**Problem**
Output all the entries word for word. Omit the pictures.

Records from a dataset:

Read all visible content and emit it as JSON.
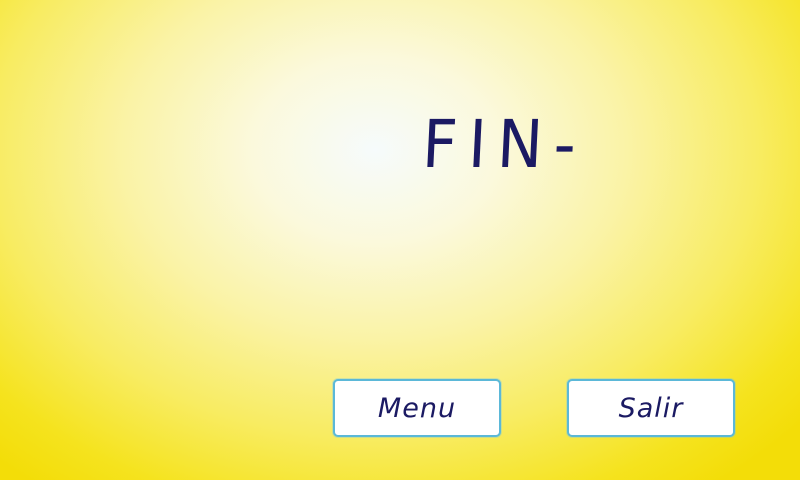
{
  "screen": {
    "title": "FIN-"
  },
  "buttons": {
    "menu_label": "Menu",
    "exit_label": "Salir"
  },
  "colors": {
    "background_edge": "#f3dd08",
    "background_center": "#f6fbfc",
    "text": "#1b1a63",
    "button_border": "#5bb8d8",
    "button_fill": "#ffffff"
  }
}
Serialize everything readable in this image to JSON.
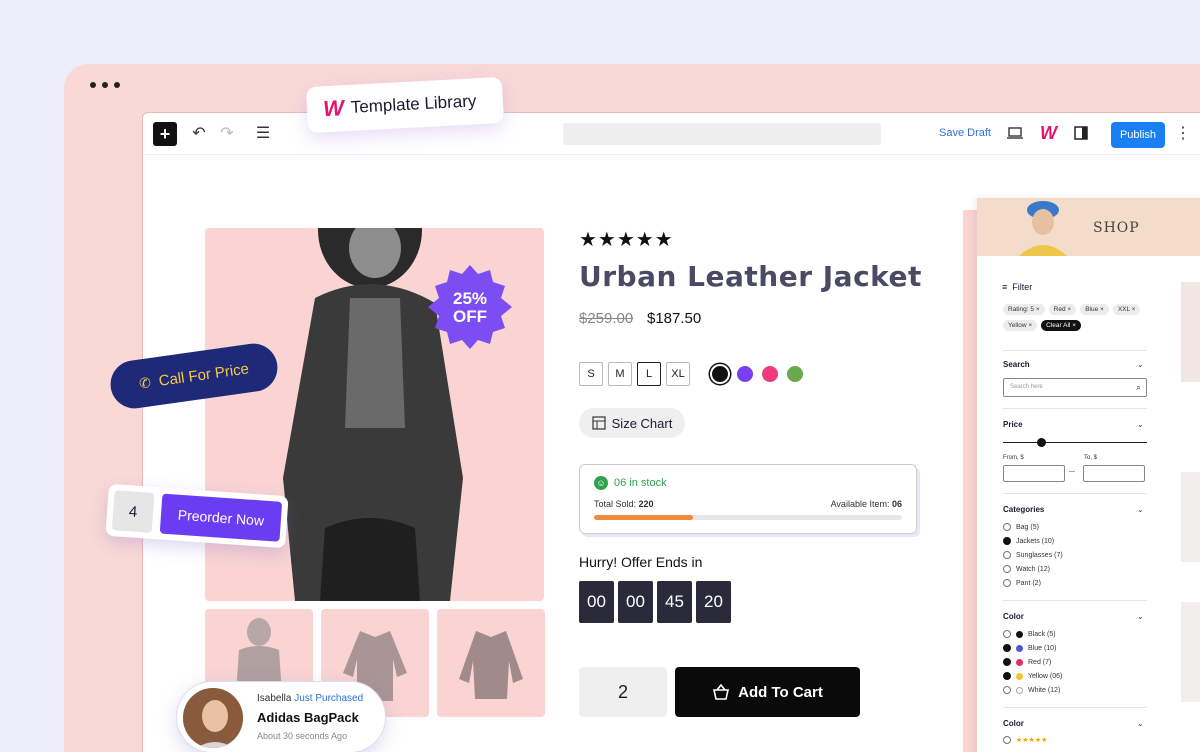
{
  "toolbar": {
    "save_draft": "Save Draft",
    "publish": "Publish",
    "template_library": "Template Library"
  },
  "product": {
    "rating_stars": "★★★★★",
    "title": "Urban Leather Jacket",
    "old_price": "$259.00",
    "new_price": "$187.50",
    "sizes": [
      "S",
      "M",
      "L",
      "XL"
    ],
    "selected_size": "L",
    "colors": [
      "#111111",
      "#7b3ff2",
      "#ef3b7c",
      "#6aa84f"
    ],
    "size_chart": "Size Chart",
    "discount_line1": "25%",
    "discount_line2": "OFF",
    "call_for_price": "Call For Price",
    "preorder_qty": "4",
    "preorder": "Preorder Now"
  },
  "stock": {
    "in_stock": "06 in stock",
    "total_sold_label": "Total Sold:",
    "total_sold": "220",
    "available_label": "Available Item:",
    "available": "06",
    "sold_fraction": 0.32
  },
  "offer": {
    "label": "Hurry! Offer Ends in",
    "timer": [
      "00",
      "00",
      "45",
      "20"
    ]
  },
  "cart": {
    "qty": "2",
    "add_to_cart": "Add To Cart"
  },
  "notification": {
    "name": "Isabella",
    "action": "Just Purchased",
    "product": "Adidas BagPack",
    "time": "About 30 seconds Ago"
  },
  "shop": {
    "banner": "SHOP",
    "filter": "Filter",
    "chips": [
      "Rating: 5",
      "Red",
      "Blue",
      "XXL",
      "Yellow"
    ],
    "clear_all": "Clear All",
    "search_title": "Search",
    "search_placeholder": "Search here",
    "price_title": "Price",
    "from_label": "From, $",
    "to_label": "To, $",
    "categories_title": "Categories",
    "categories": [
      "Bag  (5)",
      "Jackets  (10)",
      "Sunglasses  (7)",
      "Watch  (12)",
      "Pant  (2)"
    ],
    "color_title": "Color",
    "colors": [
      "Black  (5)",
      "Blue  (10)",
      "Red  (7)",
      "Yellow  (06)",
      "White  (12)"
    ],
    "color2_title": "Color",
    "color2_stars": "★★★★★"
  }
}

**Written response**
Read all visible content and emit it as JSON.
{
  "screen": {
    "title": "FIN-"
  },
  "buttons": {
    "menu_label": "Menu",
    "exit_label": "Salir"
  },
  "colors": {
    "background_edge": "#f3dd08",
    "background_center": "#f6fbfc",
    "text": "#1b1a63",
    "button_border": "#5bb8d8",
    "button_fill": "#ffffff"
  }
}
Serialize everything readable in this image to JSON.
{
  "toolbar": {
    "save_draft": "Save Draft",
    "publish": "Publish",
    "template_library": "Template Library"
  },
  "product": {
    "rating_stars": "★★★★★",
    "title": "Urban Leather Jacket",
    "old_price": "$259.00",
    "new_price": "$187.50",
    "sizes": [
      "S",
      "M",
      "L",
      "XL"
    ],
    "selected_size": "L",
    "colors": [
      "#111111",
      "#7b3ff2",
      "#ef3b7c",
      "#6aa84f"
    ],
    "size_chart": "Size Chart",
    "discount_line1": "25%",
    "discount_line2": "OFF",
    "call_for_price": "Call For Price",
    "preorder_qty": "4",
    "preorder": "Preorder Now"
  },
  "stock": {
    "in_stock": "06 in stock",
    "total_sold_label": "Total Sold:",
    "total_sold": "220",
    "available_label": "Available Item:",
    "available": "06",
    "sold_fraction": 0.32
  },
  "offer": {
    "label": "Hurry! Offer Ends in",
    "timer": [
      "00",
      "00",
      "45",
      "20"
    ]
  },
  "cart": {
    "qty": "2",
    "add_to_cart": "Add To Cart"
  },
  "notification": {
    "name": "Isabella",
    "action": "Just Purchased",
    "product": "Adidas BagPack",
    "time": "About 30 seconds Ago"
  },
  "shop": {
    "banner": "SHOP",
    "filter": "Filter",
    "chips": [
      "Rating: 5",
      "Red",
      "Blue",
      "XXL",
      "Yellow"
    ],
    "clear_all": "Clear All",
    "search_title": "Search",
    "search_placeholder": "Search here",
    "price_title": "Price",
    "from_label": "From, $",
    "to_label": "To, $",
    "categories_title": "Categories",
    "categories": [
      "Bag  (5)",
      "Jackets  (10)",
      "Sunglasses  (7)",
      "Watch  (12)",
      "Pant  (2)"
    ],
    "color_title": "Color",
    "colors": [
      "Black  (5)",
      "Blue  (10)",
      "Red  (7)",
      "Yellow  (06)",
      "White  (12)"
    ],
    "color2_title": "Color",
    "color2_stars": "★★★★★"
  }
}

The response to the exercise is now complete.